▶ [WHAT THE EXERCISE ASKS]
Under this line is some data; print exactly the lines from the one containing "Give me the" through its last line, without pictures.
◇ ◇ ◇
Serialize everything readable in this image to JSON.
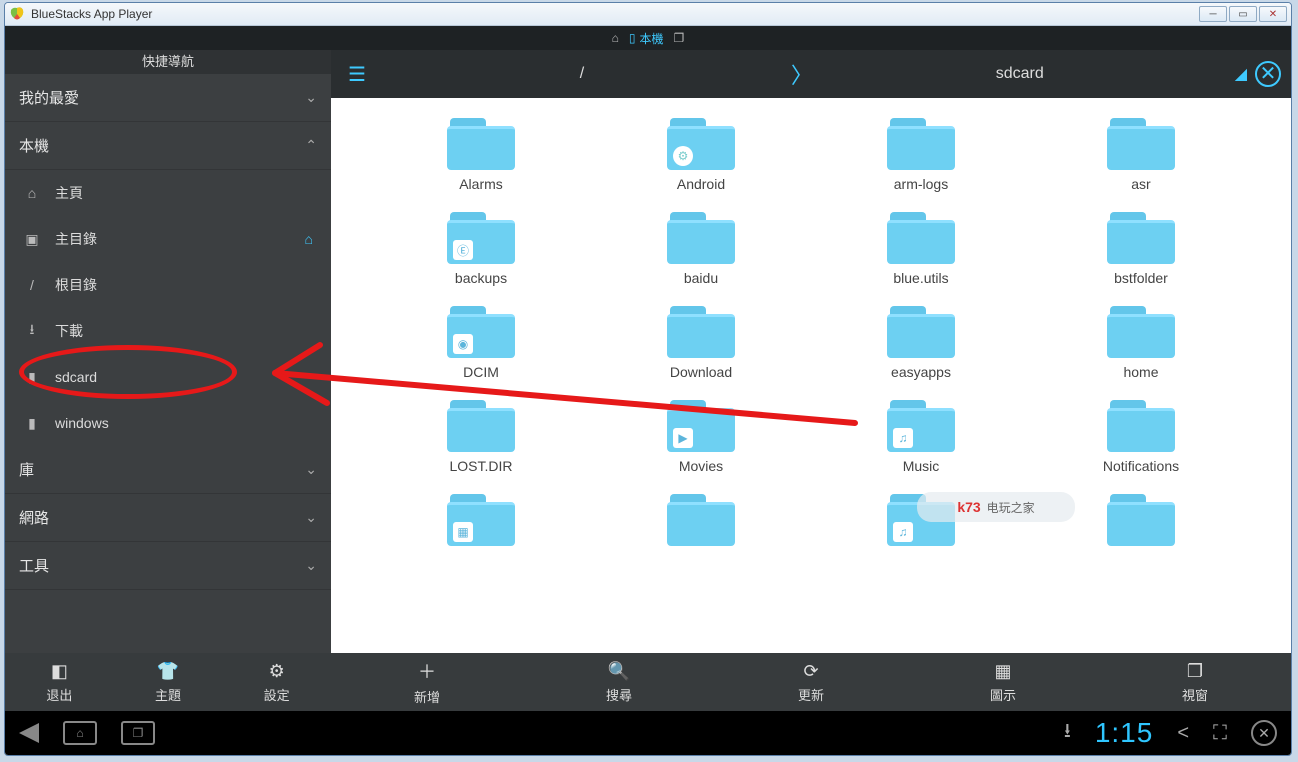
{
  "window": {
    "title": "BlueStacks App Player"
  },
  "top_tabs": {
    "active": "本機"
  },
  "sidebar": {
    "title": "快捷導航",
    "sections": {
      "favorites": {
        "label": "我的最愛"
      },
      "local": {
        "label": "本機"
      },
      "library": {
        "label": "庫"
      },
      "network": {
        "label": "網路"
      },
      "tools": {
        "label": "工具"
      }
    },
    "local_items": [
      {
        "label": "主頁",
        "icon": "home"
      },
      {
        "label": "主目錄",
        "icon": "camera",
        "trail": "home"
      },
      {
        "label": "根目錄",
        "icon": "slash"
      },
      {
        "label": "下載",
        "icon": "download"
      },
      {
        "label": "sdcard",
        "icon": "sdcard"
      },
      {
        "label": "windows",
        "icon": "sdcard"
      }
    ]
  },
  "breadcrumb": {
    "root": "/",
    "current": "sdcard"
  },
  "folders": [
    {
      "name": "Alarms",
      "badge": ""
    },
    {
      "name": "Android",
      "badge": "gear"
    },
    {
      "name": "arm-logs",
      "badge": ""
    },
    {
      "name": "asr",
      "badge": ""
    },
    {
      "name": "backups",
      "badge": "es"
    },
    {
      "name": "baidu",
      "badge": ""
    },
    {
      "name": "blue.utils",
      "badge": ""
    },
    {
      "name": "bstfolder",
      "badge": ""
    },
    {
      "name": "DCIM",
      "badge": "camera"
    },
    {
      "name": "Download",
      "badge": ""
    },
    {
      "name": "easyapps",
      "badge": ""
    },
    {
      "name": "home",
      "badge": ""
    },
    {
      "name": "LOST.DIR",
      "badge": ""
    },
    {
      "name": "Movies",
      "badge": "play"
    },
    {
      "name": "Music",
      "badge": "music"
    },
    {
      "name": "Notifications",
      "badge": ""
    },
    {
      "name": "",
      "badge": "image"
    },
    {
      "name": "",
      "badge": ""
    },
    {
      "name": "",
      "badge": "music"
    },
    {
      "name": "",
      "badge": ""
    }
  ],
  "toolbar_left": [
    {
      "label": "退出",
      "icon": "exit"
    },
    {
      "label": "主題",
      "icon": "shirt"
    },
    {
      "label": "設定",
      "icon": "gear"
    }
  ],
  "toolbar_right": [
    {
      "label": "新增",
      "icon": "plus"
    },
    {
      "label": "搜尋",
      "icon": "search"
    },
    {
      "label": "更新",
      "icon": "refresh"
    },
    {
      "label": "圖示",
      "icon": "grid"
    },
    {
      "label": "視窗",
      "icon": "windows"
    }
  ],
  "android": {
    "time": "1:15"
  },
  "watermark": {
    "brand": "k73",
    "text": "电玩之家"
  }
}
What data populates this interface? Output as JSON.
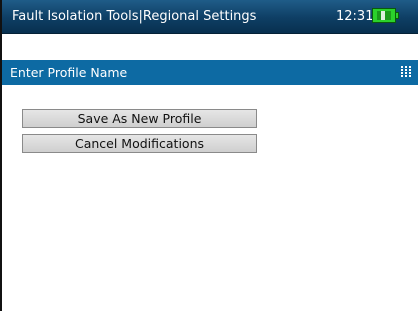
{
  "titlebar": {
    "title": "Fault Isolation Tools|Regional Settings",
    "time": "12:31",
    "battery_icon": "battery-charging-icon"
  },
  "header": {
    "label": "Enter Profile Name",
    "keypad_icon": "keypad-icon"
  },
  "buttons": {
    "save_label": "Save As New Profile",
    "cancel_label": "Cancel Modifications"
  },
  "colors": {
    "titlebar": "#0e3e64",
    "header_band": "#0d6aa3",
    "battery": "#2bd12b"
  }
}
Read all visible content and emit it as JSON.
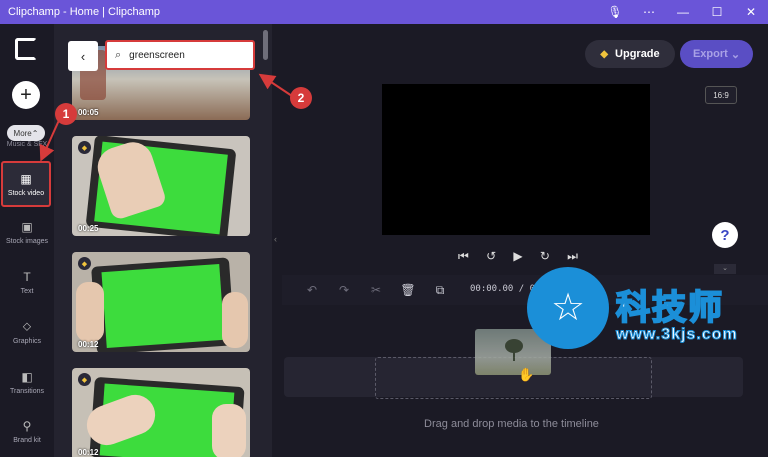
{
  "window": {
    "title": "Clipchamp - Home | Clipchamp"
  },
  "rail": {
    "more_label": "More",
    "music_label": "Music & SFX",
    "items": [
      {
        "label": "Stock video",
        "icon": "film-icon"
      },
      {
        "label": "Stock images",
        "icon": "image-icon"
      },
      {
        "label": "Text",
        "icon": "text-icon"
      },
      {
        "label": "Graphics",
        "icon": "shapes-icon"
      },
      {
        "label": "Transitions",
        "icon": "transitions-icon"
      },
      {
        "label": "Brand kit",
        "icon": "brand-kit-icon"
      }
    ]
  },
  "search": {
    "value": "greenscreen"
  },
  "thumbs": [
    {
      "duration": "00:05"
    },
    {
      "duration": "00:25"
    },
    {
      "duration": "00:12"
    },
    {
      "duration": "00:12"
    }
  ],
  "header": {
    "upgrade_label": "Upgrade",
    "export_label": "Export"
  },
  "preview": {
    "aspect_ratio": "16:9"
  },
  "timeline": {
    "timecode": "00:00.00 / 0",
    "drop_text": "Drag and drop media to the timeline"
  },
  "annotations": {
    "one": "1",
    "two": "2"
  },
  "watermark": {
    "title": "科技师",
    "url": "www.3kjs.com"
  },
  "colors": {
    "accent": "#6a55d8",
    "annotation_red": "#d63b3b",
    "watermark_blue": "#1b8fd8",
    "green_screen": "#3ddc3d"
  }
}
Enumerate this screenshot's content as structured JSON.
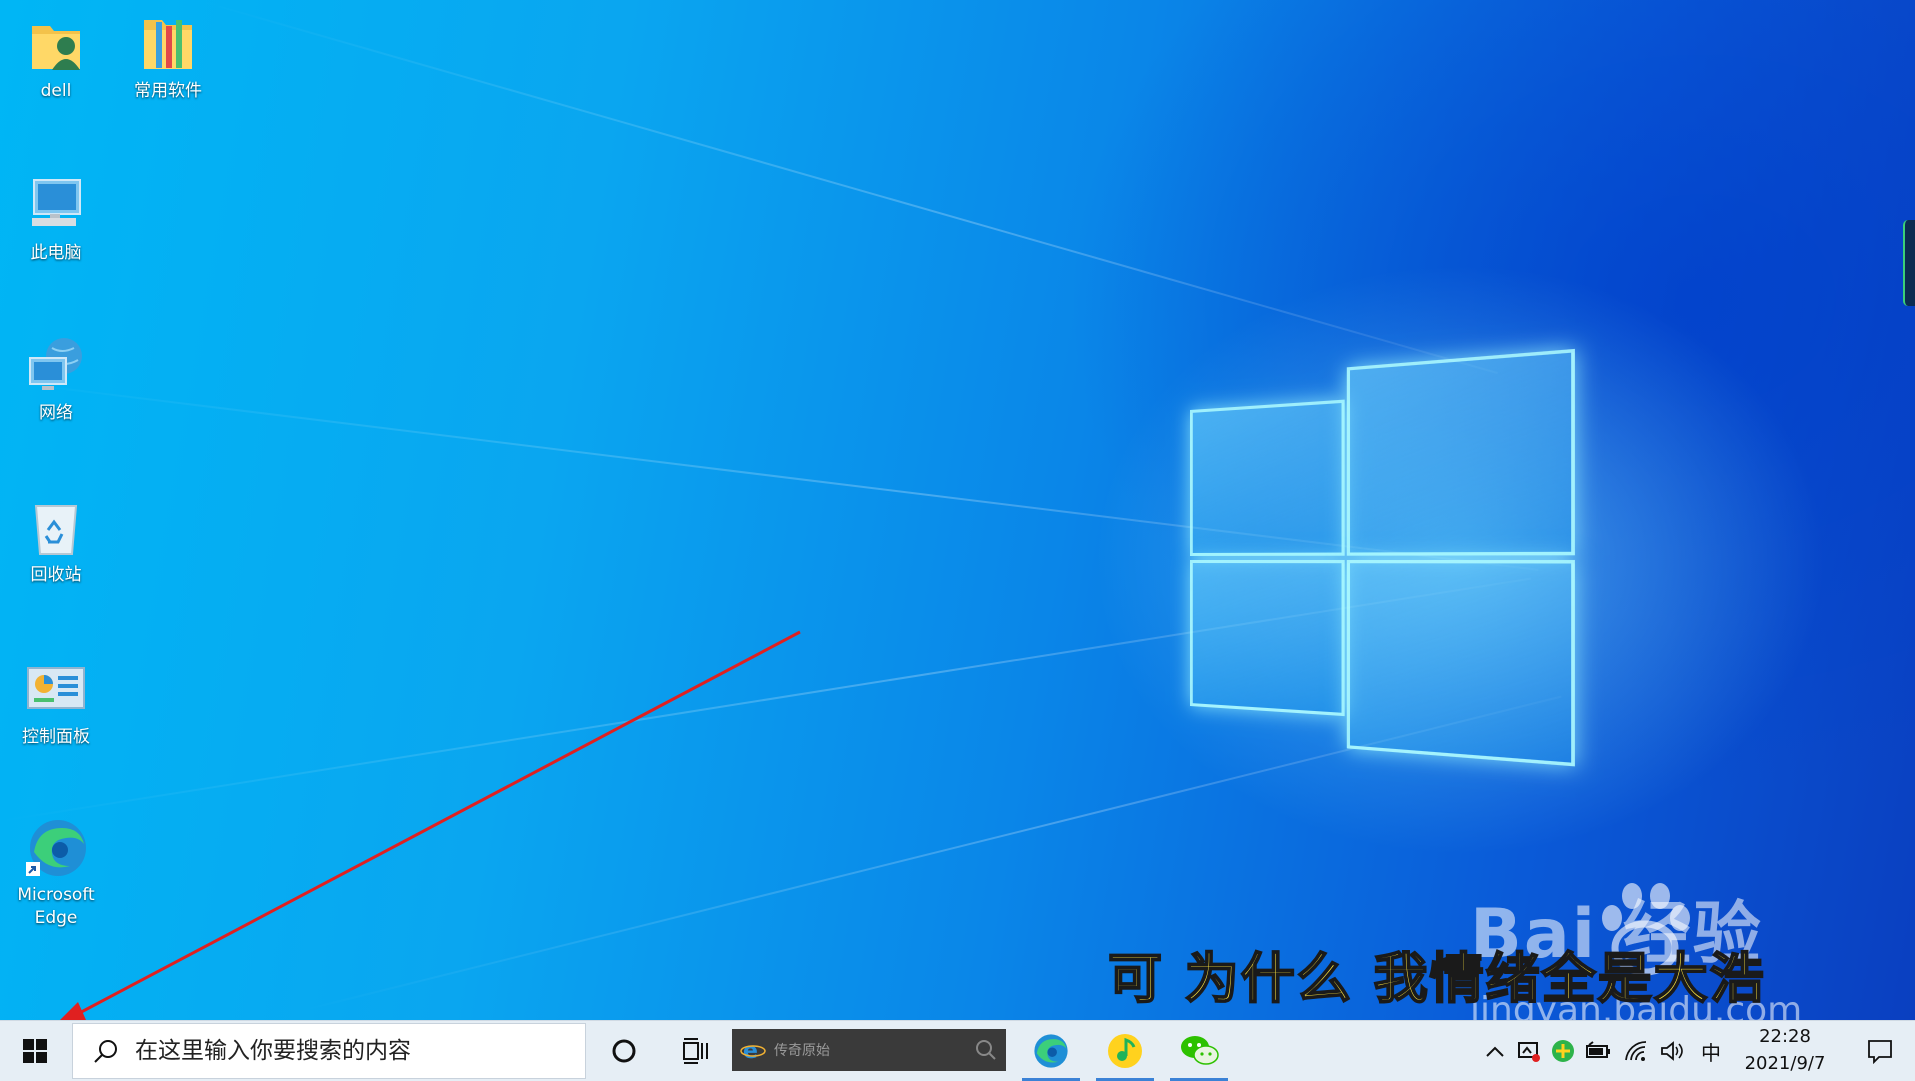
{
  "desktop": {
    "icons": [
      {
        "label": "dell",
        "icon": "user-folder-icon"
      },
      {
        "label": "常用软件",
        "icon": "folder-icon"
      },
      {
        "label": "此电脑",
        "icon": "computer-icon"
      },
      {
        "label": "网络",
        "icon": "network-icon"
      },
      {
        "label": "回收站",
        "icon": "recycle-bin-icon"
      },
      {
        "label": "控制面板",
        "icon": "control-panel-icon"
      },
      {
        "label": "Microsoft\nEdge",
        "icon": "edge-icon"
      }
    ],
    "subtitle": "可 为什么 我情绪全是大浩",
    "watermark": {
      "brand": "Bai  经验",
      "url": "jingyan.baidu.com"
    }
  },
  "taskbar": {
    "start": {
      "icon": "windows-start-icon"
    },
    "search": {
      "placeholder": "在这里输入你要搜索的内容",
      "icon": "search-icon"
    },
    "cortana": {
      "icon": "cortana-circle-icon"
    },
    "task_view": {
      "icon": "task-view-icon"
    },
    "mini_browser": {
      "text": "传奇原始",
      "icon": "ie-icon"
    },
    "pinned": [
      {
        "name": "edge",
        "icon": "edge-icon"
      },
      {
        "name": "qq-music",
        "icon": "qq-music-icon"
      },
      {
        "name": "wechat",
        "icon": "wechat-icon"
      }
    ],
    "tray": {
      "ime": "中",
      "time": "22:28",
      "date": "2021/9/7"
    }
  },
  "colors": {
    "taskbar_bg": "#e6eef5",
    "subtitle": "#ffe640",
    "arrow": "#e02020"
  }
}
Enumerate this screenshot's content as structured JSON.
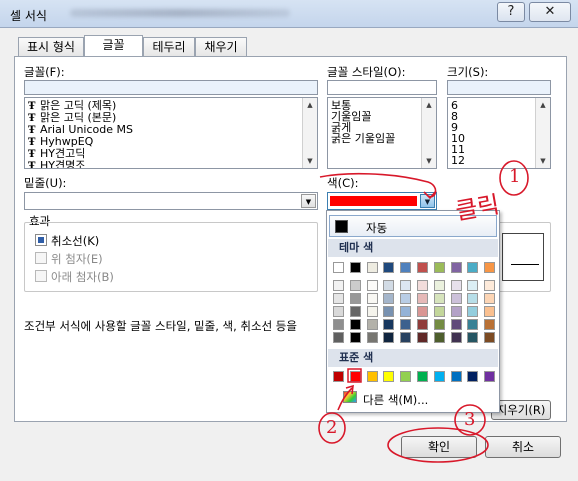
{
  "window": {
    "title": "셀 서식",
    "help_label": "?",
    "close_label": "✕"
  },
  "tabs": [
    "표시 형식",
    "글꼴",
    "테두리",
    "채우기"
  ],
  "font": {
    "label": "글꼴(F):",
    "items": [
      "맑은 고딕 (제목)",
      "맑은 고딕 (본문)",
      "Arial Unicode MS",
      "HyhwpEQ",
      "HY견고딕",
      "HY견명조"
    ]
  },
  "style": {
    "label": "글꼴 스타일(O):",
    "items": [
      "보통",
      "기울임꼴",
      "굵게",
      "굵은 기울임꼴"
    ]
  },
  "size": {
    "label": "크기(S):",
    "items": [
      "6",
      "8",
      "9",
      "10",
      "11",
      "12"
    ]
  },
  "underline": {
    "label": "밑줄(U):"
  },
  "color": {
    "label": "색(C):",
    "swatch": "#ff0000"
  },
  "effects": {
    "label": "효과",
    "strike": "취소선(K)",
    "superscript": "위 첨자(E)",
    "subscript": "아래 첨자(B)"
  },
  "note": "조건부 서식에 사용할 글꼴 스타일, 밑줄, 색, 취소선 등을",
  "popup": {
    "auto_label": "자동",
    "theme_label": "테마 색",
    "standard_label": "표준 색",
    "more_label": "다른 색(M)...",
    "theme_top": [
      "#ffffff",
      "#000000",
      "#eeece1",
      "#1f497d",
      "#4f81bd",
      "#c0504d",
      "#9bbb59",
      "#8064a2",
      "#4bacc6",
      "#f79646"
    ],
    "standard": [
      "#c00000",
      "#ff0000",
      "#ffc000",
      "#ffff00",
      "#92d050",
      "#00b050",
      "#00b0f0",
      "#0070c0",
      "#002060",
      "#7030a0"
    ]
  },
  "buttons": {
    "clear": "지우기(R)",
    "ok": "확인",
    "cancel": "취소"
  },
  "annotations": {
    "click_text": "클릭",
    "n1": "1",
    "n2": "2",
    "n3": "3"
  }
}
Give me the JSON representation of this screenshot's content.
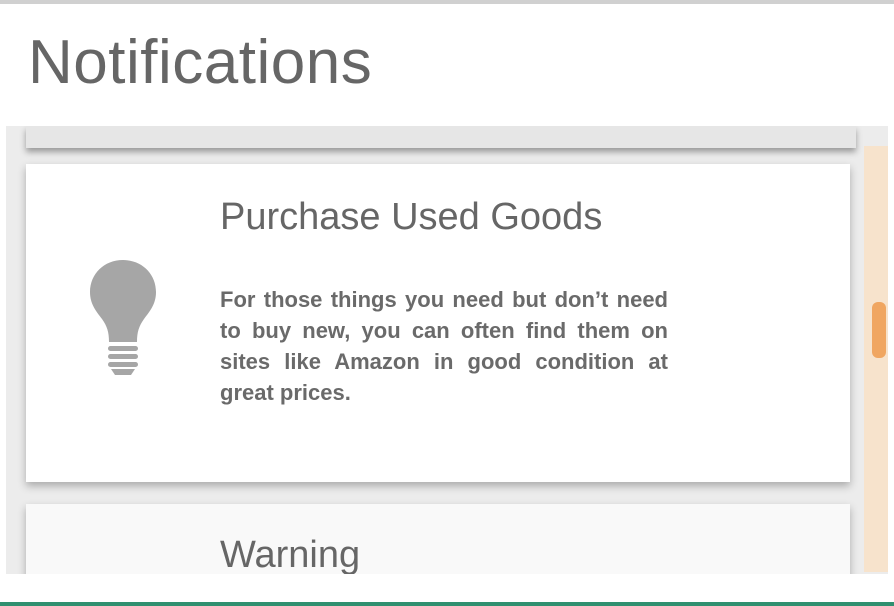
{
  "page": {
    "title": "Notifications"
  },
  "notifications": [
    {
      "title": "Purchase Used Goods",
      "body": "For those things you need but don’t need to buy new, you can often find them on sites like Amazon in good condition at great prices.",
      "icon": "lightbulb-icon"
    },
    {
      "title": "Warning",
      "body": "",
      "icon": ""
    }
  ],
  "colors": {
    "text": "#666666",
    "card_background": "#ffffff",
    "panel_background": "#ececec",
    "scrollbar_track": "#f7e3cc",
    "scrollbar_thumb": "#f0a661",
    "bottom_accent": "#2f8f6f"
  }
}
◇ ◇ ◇
▶ [WORKED SOLUTION]
Give me the JSON representation of this screenshot's content.
{
  "page": {
    "title": "Notifications"
  },
  "notifications": [
    {
      "title": "Purchase Used Goods",
      "body": "For those things you need but don’t need to buy new, you can often find them on sites like Amazon in good condition at great prices.",
      "icon": "lightbulb-icon"
    },
    {
      "title": "Warning",
      "body": "",
      "icon": ""
    }
  ],
  "colors": {
    "text": "#666666",
    "card_background": "#ffffff",
    "panel_background": "#ececec",
    "scrollbar_track": "#f7e3cc",
    "scrollbar_thumb": "#f0a661",
    "bottom_accent": "#2f8f6f"
  }
}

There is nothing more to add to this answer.